I didnít want to hijack the other thread with these thoughts so I decided to start a different one. The subject of fuel prices comes up all over the place and usually generates a fair amount of discussion. Anyway, one advantage of having gotten old enough to have been able to pay cash for my Tacoma is the blessing of historical perspective (Especially when you consider that my first hourly job paid $0.65 per hour.)
I pulled the following from U.S. Government sites on the U.S. economy through 2007, specifically as it pertains to gas prices.
Look at relative cost to an unskilled worker to fill up using 1949 dollars. That year the 27 cents it cost for a gallon of gas, took a certain share of the worker's wage. The interesting question is, has the cost as a share or percent of the worker's wage increased or decreased over time? For the wage rate and price of gasoline in other years, this cost has fallen. Since wages have increased faster than the price of gasoline, by 2007 an unskilled worker spends only two-thirds as much, as a percent of wage, for a gallon of gasoline than the 1949 worker. The $2.85 a worker paid in 2007 would be comparable to only 20 cents (in 1949 prices "share" of the wage.

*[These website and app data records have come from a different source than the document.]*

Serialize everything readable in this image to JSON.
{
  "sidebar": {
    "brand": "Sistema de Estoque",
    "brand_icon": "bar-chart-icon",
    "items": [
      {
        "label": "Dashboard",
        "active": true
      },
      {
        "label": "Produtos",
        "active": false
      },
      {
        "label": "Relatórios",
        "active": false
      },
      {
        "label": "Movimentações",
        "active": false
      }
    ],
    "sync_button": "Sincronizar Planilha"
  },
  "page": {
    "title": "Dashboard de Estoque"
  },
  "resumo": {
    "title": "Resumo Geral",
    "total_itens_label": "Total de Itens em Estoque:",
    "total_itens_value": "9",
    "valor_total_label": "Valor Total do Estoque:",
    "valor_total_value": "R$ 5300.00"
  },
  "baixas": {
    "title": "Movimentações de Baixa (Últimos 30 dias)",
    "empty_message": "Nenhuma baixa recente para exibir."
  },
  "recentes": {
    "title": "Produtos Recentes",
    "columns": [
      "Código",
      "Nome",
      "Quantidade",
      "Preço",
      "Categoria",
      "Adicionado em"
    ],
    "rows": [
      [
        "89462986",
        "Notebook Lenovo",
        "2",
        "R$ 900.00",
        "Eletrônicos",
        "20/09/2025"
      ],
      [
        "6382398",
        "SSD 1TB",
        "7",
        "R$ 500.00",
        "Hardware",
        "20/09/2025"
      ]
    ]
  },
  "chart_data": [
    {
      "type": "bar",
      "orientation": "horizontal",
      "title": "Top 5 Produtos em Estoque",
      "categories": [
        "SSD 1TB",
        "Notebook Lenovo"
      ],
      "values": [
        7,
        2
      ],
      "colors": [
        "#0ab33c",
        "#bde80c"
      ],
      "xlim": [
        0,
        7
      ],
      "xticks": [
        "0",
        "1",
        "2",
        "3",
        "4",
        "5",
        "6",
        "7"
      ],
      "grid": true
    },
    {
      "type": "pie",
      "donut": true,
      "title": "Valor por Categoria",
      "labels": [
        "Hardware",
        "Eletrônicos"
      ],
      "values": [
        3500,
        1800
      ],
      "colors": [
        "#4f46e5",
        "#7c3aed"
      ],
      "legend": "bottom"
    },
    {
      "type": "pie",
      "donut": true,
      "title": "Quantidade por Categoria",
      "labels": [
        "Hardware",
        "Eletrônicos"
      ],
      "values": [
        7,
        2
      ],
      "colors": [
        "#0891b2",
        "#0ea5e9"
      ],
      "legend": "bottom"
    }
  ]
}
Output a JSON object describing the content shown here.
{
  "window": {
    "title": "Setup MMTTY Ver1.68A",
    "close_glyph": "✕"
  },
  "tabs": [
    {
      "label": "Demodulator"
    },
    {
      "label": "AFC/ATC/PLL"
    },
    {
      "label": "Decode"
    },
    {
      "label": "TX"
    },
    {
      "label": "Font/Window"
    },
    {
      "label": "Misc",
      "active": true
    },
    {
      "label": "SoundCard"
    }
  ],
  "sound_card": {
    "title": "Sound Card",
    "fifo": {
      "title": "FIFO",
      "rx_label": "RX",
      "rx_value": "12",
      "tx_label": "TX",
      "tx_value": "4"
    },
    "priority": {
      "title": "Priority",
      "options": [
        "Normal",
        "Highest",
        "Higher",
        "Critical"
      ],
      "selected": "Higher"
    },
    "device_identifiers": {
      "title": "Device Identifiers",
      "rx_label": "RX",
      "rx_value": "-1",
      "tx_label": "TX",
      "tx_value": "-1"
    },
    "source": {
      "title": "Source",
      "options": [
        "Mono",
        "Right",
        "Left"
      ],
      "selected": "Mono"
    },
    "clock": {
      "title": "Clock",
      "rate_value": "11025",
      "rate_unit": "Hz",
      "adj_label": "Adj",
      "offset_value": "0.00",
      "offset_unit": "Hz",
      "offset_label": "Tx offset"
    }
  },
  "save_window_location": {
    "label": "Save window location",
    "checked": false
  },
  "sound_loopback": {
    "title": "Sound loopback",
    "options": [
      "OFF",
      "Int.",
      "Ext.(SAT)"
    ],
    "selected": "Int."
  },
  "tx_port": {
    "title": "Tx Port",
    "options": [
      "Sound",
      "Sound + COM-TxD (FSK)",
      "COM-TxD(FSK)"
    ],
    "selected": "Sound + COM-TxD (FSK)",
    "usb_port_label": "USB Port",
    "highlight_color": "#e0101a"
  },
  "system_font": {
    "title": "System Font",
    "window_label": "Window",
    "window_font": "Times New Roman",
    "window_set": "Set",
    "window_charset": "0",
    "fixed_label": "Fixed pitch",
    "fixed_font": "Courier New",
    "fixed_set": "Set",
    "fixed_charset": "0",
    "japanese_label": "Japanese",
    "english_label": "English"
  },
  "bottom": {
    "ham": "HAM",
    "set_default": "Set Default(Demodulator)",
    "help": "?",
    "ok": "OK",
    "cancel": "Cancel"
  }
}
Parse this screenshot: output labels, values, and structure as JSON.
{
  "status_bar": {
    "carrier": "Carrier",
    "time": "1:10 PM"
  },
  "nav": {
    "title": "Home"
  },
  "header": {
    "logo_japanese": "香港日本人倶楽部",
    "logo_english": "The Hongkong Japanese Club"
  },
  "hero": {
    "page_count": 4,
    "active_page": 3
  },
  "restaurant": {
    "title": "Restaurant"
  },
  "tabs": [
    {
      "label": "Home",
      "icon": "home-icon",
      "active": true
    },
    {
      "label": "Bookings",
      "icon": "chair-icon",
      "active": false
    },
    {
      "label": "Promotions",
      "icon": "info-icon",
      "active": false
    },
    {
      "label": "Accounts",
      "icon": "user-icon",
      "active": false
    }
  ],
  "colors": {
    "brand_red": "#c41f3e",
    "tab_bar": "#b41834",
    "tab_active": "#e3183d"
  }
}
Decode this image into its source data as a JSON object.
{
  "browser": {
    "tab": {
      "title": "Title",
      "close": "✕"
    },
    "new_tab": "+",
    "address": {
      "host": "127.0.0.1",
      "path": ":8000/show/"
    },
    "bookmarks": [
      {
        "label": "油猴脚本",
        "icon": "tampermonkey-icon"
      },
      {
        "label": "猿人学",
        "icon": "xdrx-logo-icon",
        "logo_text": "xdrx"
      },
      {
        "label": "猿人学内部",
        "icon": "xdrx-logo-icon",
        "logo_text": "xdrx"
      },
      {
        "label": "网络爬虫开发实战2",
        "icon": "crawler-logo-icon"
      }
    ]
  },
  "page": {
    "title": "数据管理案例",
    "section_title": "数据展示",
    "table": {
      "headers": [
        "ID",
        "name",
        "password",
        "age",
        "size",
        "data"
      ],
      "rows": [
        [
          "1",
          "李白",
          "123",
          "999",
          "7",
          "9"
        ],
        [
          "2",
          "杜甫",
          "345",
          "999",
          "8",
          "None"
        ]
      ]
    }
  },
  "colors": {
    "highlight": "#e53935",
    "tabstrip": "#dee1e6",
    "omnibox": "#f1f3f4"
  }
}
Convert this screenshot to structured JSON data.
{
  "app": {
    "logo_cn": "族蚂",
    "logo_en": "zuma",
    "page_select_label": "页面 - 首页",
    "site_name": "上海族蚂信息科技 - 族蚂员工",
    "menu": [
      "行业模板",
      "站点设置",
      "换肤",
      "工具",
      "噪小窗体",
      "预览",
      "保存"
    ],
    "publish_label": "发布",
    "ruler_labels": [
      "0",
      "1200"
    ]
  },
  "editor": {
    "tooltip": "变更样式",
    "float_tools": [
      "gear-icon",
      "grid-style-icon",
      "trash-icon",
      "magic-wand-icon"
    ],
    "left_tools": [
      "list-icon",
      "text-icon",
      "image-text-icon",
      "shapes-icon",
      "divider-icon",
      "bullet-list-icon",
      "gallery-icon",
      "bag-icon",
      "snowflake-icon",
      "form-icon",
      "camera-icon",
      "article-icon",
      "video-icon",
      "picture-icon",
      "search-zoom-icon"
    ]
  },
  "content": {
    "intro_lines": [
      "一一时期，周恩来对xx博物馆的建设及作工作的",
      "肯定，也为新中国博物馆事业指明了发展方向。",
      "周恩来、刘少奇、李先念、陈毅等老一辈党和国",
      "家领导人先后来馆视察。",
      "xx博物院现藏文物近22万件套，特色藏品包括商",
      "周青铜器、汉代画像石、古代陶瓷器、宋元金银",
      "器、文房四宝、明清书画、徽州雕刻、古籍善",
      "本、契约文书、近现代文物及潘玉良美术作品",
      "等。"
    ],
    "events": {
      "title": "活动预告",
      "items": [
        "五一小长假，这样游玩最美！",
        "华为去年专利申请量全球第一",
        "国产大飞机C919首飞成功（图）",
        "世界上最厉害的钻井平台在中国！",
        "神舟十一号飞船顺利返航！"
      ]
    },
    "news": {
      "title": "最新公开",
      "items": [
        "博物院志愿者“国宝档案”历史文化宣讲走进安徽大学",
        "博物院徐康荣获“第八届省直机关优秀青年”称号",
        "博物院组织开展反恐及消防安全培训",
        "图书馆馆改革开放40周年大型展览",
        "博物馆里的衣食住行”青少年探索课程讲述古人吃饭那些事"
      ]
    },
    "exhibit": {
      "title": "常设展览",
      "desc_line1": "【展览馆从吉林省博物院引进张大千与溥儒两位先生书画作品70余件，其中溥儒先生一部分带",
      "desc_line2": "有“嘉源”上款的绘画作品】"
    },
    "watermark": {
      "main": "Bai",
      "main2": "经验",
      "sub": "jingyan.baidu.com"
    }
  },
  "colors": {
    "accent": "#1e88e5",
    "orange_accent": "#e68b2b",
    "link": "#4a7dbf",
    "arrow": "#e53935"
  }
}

When we use the GDP per capita, the cost has fallen faster. A gallon of gasoline costs around 11 cents a gallon (in 1949 prices) if measured as a "share" of the GDP per capita. This is because in 1949, 27 cents was .015% of per capita GDP, while in 2007, $2.85 was .006%.
Finally, comparing its cost as a share of GDP, we see that in 1949 prices, it is about 6 cents. This means that a gallon gasoline was a four and a half times larger share of output in 1949 than it is today. (ďTodayĒ refering to $2.85).
Since I have the habit of viewing money as an exchange medium for trading my labor for others' goods and services, Iím happy that prices have continued to go down troughout my lifetime. While I love it when I can buy fuel at low prices, Iím still paying less (in percentage of my labor) than I was 45 years ago. We all like to gripe about things like fuel prices but it's pretty hard to find data to validate the gripes.